[GOAL OF THE EXERCISE]:
Every entry below should be printed again exactly as it reads.

Stored records
== Segment start ==
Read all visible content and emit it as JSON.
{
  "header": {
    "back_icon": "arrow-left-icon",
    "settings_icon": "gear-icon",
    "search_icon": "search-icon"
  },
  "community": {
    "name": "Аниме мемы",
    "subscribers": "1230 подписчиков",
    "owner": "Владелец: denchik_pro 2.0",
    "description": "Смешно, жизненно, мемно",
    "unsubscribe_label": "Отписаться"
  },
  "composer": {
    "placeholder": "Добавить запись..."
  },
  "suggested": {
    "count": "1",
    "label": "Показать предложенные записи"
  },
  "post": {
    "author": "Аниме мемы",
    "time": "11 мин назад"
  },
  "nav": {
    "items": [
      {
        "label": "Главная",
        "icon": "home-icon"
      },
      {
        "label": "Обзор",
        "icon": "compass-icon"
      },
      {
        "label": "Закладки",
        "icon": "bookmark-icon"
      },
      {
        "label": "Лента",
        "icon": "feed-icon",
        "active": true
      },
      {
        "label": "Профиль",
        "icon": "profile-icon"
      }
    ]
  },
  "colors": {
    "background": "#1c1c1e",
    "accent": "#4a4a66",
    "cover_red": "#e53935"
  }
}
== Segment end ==
[ANSWER FOR THIS EXERCISE]:
Read all visible content and emit it as JSON.
{
  "header": {
    "back_icon": "arrow-left-icon",
    "settings_icon": "gear-icon",
    "search_icon": "search-icon"
  },
  "community": {
    "name": "Аниме мемы",
    "subscribers": "1230 подписчиков",
    "owner": "Владелец: denchik_pro 2.0",
    "description": "Смешно, жизненно, мемно",
    "unsubscribe_label": "Отписаться"
  },
  "composer": {
    "placeholder": "Добавить запись..."
  },
  "suggested": {
    "count": "1",
    "label": "Показать предложенные записи"
  },
  "post": {
    "author": "Аниме мемы",
    "time": "11 мин назад"
  },
  "nav": {
    "items": [
      {
        "label": "Главная",
        "icon": "home-icon"
      },
      {
        "label": "Обзор",
        "icon": "compass-icon"
      },
      {
        "label": "Закладки",
        "icon": "bookmark-icon"
      },
      {
        "label": "Лента",
        "icon": "feed-icon",
        "active": true
      },
      {
        "label": "Профиль",
        "icon": "profile-icon"
      }
    ]
  },
  "colors": {
    "background": "#1c1c1e",
    "accent": "#4a4a66",
    "cover_red": "#e53935"
  }
}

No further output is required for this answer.